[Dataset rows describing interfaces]
========================
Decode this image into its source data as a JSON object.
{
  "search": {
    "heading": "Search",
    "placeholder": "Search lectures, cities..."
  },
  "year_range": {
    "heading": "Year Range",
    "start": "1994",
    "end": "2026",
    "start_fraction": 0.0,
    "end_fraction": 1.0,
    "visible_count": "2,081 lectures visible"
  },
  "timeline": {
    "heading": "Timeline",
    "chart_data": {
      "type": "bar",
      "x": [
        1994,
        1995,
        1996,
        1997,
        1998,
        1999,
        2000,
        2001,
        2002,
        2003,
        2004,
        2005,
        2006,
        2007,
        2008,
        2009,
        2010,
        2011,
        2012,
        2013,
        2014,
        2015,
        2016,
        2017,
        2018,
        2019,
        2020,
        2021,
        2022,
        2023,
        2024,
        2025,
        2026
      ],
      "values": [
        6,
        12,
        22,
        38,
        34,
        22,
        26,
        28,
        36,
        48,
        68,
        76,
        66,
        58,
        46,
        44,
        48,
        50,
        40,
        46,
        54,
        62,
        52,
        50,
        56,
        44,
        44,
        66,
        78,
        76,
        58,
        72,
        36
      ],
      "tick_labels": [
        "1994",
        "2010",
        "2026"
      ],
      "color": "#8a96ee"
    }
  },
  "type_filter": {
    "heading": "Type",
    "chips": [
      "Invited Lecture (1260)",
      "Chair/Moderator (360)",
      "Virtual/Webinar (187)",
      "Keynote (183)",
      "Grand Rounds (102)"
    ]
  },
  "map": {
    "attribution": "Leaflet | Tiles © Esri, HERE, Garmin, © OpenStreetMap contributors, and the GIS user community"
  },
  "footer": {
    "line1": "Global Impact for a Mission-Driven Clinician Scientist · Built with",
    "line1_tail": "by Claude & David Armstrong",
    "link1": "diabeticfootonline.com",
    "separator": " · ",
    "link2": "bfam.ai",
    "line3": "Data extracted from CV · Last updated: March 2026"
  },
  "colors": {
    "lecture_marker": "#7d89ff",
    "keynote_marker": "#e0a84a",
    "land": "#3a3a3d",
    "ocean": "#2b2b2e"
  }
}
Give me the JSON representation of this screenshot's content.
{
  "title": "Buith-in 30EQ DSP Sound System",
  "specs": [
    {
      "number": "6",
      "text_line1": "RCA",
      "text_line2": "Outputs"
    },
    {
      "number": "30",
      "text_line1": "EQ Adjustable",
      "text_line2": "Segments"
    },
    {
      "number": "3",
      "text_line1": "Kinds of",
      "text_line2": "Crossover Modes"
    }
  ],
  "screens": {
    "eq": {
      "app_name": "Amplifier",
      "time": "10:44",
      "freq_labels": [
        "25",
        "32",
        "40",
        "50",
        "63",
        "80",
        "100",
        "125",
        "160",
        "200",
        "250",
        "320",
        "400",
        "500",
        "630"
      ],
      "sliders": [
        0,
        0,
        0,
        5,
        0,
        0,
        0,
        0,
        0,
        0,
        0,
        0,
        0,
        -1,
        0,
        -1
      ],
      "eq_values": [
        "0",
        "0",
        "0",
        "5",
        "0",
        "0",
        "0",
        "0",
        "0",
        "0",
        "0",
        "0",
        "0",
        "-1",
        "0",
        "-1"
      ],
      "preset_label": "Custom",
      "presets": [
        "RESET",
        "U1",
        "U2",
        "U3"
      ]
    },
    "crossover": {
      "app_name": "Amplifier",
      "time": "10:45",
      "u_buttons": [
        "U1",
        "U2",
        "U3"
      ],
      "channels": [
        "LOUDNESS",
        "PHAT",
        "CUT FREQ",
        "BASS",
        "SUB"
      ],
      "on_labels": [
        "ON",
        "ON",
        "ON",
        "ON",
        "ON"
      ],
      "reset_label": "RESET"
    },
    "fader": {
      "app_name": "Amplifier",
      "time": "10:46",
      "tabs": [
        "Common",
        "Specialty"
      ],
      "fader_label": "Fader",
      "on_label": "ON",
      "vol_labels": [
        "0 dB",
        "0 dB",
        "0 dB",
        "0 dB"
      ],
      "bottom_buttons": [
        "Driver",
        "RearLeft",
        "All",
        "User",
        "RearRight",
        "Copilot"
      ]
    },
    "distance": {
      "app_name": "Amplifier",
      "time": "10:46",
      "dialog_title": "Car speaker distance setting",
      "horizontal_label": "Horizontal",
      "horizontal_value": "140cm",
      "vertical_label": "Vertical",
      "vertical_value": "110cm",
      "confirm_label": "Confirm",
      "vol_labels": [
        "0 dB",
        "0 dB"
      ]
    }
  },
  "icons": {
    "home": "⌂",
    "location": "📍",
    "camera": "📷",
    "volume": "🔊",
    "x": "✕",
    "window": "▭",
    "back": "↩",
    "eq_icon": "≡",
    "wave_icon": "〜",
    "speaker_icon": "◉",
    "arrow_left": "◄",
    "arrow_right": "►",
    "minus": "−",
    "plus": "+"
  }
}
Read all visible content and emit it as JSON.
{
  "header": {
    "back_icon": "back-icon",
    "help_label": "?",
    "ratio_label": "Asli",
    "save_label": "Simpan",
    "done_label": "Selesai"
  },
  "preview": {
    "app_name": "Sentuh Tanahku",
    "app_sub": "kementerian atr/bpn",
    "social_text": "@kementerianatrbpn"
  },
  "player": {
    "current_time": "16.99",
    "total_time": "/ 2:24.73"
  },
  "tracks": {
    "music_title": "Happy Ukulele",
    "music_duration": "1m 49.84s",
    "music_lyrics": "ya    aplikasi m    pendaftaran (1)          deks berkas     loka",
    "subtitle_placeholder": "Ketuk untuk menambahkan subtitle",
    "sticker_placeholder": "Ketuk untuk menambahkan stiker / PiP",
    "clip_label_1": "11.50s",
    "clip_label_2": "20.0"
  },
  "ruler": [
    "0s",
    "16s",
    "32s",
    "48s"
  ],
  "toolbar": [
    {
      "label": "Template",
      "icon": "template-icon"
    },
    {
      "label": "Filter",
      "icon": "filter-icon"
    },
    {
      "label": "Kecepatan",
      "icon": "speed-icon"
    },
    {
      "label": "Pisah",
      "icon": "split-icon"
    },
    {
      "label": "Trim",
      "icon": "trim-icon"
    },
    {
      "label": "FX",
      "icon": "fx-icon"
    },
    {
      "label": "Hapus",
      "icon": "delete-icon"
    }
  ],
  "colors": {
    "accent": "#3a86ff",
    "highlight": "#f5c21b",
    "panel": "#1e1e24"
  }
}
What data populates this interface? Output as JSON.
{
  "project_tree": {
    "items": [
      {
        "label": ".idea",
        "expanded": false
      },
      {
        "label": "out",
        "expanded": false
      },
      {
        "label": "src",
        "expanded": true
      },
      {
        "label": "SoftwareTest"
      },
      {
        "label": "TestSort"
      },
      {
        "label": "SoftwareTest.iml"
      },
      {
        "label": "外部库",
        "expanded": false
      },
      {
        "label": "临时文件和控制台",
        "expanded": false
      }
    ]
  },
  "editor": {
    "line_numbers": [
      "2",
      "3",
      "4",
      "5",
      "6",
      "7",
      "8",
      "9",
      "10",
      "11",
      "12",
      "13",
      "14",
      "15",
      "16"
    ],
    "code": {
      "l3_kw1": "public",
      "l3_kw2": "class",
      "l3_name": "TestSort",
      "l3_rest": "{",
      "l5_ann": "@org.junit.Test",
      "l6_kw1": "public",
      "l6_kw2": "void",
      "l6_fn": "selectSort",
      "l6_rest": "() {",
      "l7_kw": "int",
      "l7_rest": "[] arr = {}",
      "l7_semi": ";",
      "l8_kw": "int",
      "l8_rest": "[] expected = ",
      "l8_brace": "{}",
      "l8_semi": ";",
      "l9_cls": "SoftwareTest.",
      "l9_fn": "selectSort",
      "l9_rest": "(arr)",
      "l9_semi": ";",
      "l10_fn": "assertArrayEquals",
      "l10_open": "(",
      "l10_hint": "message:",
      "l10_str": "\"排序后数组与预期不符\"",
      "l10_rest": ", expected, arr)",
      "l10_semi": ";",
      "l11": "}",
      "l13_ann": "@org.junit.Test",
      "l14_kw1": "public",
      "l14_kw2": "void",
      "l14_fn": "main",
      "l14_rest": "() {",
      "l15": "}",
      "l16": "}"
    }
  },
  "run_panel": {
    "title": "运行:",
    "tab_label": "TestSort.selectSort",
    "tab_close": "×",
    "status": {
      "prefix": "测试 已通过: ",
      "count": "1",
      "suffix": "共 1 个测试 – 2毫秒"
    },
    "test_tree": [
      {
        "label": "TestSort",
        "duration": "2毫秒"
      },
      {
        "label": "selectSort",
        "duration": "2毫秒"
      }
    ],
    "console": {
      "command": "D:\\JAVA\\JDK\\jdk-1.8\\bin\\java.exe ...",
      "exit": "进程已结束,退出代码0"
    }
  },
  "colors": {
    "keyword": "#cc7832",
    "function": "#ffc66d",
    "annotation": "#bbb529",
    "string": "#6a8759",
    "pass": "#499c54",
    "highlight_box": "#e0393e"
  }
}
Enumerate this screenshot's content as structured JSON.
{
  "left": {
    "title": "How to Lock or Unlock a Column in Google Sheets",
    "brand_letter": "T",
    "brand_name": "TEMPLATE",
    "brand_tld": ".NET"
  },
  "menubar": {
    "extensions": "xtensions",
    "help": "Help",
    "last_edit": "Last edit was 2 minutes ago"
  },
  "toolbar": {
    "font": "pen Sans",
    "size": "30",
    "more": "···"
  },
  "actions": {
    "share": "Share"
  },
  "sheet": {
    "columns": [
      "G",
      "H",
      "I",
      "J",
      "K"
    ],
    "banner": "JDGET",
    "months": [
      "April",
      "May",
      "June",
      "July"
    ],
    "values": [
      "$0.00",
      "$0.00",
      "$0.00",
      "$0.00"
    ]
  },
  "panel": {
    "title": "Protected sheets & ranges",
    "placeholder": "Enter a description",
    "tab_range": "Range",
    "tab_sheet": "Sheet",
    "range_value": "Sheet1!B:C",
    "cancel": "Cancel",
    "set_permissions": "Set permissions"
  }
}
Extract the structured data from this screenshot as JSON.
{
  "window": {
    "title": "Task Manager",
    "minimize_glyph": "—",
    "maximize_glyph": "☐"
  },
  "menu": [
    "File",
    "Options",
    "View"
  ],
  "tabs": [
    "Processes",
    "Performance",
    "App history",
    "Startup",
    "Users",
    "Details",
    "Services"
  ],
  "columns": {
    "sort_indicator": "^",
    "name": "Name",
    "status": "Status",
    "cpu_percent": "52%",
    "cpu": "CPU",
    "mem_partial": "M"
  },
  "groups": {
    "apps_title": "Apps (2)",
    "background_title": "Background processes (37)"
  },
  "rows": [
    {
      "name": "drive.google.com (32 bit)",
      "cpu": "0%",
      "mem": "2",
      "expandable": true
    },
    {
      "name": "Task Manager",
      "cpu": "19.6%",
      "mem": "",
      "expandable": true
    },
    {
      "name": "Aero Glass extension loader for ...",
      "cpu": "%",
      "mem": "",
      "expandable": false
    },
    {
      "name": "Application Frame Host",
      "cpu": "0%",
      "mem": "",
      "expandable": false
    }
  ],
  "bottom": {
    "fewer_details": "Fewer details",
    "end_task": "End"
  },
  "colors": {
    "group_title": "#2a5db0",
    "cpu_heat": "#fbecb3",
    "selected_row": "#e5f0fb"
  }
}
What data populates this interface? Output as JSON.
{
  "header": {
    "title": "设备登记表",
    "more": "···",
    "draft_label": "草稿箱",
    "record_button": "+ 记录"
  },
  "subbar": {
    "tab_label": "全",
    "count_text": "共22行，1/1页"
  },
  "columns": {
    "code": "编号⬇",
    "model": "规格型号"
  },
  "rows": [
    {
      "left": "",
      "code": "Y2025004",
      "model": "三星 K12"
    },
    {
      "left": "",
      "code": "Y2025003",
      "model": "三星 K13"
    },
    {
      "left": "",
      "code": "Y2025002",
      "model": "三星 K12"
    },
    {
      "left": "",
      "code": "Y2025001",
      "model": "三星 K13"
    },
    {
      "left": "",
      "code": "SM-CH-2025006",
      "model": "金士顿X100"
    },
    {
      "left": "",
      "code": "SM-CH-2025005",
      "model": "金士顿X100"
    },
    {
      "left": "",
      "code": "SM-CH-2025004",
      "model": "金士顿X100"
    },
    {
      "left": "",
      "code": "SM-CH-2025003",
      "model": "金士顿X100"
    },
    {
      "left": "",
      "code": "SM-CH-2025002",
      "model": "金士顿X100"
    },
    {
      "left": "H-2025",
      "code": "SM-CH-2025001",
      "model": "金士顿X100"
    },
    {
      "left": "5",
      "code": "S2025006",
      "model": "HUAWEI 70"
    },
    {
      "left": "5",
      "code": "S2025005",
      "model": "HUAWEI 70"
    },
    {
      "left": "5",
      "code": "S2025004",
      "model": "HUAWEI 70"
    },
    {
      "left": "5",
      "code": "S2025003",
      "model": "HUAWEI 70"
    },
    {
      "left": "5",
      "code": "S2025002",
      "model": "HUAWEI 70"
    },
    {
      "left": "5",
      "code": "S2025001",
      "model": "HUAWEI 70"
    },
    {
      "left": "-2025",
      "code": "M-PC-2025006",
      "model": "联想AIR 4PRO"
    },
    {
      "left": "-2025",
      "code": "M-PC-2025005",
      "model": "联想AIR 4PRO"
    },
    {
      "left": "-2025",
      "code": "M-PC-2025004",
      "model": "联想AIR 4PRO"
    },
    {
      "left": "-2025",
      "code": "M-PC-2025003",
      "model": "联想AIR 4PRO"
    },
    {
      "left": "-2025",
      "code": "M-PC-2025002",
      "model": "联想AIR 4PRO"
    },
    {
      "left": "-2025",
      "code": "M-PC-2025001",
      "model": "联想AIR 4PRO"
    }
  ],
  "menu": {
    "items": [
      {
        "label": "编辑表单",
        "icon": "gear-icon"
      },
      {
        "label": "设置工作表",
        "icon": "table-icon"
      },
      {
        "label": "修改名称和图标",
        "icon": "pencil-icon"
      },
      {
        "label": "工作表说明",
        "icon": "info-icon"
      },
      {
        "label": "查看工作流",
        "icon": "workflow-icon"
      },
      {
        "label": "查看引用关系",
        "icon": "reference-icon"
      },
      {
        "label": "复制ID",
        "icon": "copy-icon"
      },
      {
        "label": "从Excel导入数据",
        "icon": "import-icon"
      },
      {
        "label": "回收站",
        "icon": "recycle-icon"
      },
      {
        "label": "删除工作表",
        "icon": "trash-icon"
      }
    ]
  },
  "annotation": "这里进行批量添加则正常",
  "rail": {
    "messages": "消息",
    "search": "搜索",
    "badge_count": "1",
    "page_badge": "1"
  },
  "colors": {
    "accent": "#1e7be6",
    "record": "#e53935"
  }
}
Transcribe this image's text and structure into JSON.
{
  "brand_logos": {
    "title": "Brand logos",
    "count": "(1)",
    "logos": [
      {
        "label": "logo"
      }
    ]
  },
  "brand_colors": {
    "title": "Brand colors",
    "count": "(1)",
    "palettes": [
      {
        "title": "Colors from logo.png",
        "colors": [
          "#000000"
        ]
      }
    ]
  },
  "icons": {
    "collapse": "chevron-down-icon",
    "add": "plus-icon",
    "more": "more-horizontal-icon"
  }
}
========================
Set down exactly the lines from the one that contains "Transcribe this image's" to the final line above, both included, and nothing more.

Transcribe this image's text and structure into JSON.
{
  "brand_logos": {
    "title": "Brand logos",
    "count": "(1)",
    "logos": [
      {
        "label": "logo"
      }
    ]
  },
  "brand_colors": {
    "title": "Brand colors",
    "count": "(1)",
    "palettes": [
      {
        "title": "Colors from logo.png",
        "colors": [
          "#000000"
        ]
      }
    ]
  },
  "icons": {
    "collapse": "chevron-down-icon",
    "add": "plus-icon",
    "more": "more-horizontal-icon"
  }
}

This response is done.